→ **What to produce**:
Only lines with the string "JSON" should be returned from the data below.

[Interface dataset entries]
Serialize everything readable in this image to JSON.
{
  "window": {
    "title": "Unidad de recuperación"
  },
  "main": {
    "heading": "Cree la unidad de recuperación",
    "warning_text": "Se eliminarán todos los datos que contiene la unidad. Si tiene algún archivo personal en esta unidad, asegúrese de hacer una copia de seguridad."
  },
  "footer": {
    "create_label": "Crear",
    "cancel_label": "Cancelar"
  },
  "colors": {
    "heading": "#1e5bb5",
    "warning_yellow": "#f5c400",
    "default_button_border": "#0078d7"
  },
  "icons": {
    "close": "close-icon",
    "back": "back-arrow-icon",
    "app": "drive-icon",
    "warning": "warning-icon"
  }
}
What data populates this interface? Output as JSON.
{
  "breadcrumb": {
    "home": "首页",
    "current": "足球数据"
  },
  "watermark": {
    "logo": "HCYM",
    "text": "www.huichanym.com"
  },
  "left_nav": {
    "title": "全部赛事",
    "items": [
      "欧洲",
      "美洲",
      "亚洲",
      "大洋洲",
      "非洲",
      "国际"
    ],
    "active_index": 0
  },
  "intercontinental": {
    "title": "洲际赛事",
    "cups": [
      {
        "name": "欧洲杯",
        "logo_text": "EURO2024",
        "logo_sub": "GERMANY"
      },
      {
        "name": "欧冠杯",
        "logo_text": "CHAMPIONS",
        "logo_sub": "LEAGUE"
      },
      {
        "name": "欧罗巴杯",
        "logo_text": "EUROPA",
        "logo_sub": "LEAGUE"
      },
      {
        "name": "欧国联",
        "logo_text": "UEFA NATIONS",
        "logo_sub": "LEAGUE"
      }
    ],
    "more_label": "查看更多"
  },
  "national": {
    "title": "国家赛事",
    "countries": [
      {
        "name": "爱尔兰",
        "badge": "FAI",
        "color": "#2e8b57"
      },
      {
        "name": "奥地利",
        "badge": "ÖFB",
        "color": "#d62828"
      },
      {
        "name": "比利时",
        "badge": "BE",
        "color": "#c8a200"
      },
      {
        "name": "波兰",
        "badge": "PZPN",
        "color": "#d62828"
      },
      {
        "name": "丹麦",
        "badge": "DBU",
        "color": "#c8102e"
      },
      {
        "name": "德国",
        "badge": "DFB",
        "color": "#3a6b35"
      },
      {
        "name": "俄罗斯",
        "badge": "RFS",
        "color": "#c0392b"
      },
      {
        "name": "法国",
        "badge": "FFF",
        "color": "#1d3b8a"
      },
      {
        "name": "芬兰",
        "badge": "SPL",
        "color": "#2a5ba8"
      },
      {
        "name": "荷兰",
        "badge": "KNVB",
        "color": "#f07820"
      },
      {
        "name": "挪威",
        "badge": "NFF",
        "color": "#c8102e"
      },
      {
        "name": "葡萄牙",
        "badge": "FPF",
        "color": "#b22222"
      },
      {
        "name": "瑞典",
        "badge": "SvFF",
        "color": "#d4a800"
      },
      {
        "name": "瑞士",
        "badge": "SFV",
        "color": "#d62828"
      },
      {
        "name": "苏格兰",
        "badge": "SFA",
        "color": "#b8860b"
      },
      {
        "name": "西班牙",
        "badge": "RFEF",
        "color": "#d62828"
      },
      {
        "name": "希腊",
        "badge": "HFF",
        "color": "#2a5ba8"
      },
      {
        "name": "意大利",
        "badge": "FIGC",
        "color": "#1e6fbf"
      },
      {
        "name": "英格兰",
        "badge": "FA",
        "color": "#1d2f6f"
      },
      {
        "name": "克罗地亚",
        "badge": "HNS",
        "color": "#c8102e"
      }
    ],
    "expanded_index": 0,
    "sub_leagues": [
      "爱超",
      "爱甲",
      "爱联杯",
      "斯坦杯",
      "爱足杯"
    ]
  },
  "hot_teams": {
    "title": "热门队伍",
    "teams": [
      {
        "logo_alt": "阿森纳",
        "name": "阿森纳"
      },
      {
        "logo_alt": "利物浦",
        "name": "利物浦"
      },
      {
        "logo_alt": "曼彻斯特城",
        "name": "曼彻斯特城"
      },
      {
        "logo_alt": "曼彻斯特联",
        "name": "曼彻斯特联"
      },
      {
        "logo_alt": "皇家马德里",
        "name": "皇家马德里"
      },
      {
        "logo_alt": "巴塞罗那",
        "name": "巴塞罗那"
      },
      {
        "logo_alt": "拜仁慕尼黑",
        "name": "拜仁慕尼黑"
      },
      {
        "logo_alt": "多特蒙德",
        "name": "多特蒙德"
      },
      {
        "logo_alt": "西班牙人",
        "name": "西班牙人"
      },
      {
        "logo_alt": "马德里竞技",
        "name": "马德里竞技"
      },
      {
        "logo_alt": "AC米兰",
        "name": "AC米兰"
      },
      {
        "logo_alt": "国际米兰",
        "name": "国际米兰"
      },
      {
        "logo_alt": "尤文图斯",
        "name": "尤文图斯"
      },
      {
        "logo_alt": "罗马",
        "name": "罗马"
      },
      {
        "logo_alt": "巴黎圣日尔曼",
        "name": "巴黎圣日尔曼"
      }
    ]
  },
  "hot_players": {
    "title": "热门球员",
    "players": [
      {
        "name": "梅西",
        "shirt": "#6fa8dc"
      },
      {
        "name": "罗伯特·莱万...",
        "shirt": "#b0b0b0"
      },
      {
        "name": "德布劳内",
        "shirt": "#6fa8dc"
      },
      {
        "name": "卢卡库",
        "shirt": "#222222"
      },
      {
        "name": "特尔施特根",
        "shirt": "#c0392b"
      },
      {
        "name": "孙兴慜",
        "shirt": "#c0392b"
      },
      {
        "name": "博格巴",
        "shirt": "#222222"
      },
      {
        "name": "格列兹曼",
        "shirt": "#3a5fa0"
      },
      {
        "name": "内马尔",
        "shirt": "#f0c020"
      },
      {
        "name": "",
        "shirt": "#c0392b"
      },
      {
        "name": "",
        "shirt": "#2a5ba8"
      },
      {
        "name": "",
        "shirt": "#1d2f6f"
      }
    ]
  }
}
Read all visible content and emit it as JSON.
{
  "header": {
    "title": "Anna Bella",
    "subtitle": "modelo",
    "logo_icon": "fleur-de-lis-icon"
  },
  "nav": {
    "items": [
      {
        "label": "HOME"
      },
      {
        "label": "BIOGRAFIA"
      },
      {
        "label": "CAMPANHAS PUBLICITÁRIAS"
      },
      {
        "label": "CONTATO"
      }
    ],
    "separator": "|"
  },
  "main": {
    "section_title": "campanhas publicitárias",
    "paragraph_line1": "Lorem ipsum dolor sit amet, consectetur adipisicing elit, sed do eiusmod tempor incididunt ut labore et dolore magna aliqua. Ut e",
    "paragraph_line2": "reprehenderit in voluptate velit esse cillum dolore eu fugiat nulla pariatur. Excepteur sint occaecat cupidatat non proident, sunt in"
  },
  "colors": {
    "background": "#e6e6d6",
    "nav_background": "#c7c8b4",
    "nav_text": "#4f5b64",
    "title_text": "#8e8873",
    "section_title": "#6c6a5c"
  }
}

→ **Task solution**:
Serialize everything readable in this image to JSON.
What data populates this interface? Output as JSON.
Read all visible content and emit it as JSON.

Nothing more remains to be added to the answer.